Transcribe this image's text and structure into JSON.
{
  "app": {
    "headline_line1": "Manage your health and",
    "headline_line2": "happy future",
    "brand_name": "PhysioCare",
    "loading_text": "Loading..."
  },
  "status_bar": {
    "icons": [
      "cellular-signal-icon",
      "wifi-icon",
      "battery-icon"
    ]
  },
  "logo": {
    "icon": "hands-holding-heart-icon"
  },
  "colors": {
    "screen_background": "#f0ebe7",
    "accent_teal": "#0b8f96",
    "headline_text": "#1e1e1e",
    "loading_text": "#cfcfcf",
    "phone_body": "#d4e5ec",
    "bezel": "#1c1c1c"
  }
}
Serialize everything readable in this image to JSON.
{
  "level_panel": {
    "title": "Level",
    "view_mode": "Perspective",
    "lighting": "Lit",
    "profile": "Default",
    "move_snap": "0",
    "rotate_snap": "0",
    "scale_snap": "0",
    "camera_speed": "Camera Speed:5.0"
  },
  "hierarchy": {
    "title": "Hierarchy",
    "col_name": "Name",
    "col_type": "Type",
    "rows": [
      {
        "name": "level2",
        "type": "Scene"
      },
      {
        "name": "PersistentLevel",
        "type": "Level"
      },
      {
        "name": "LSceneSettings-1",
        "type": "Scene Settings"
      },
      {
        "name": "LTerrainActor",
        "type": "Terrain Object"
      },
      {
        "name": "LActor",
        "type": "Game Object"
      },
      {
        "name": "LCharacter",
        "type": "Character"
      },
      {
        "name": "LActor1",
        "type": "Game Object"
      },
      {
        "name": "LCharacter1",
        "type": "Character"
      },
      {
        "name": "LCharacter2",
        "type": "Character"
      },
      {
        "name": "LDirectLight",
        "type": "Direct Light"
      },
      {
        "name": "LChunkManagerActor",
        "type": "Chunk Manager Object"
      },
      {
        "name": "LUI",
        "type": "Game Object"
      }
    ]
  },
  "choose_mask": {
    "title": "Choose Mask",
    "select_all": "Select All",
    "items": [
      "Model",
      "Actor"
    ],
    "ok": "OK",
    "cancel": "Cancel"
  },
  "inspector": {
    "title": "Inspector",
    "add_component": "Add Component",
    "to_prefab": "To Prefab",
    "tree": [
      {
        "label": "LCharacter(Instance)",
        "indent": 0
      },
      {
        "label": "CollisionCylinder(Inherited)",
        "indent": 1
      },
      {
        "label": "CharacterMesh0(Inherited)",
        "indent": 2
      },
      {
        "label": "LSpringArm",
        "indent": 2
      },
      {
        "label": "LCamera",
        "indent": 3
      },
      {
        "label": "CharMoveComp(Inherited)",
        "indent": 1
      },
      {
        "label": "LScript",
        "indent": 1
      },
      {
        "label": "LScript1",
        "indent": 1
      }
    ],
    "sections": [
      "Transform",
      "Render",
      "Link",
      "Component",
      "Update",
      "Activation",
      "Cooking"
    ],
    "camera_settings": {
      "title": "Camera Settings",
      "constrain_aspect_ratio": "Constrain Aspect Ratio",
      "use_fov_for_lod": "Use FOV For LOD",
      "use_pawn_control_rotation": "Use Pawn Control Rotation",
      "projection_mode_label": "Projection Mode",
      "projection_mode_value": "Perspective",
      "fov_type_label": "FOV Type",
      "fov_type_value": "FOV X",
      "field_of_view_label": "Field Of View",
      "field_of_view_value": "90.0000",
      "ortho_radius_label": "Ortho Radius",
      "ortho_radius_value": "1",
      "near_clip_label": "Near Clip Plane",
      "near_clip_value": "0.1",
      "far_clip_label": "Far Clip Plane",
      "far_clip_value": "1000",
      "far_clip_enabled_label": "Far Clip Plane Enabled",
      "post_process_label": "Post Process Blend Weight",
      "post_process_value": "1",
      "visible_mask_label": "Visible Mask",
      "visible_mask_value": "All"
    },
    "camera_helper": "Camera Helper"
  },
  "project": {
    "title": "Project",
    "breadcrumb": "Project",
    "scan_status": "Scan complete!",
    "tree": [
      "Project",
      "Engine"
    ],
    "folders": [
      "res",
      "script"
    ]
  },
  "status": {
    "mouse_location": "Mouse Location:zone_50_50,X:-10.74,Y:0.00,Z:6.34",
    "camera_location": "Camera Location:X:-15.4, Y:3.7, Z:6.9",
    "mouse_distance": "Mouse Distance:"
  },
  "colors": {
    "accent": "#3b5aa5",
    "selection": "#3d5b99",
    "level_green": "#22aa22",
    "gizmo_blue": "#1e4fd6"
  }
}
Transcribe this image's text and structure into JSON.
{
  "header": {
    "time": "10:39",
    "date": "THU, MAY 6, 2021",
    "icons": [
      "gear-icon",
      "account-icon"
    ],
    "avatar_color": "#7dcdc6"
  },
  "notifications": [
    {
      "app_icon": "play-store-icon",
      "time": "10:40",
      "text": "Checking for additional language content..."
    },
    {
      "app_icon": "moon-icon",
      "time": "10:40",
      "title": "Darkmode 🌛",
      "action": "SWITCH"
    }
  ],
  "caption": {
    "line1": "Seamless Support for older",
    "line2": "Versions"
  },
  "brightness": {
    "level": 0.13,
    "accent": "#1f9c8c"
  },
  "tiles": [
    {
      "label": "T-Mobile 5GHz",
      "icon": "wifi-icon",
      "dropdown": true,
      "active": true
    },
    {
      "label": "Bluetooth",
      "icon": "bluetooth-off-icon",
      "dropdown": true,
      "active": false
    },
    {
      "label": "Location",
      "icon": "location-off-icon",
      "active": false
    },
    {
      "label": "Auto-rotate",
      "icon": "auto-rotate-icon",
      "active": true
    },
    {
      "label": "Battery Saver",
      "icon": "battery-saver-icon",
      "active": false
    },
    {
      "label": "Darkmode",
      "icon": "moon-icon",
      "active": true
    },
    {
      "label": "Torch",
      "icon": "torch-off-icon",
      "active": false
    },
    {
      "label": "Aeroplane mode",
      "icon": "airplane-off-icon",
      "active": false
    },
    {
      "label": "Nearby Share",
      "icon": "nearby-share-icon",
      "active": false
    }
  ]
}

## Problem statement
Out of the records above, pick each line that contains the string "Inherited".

## Written response
        "label": "CollisionCylinder(Inherited)",
        "label": "CharacterMesh0(Inherited)",
        "label": "CharMoveComp(Inherited)",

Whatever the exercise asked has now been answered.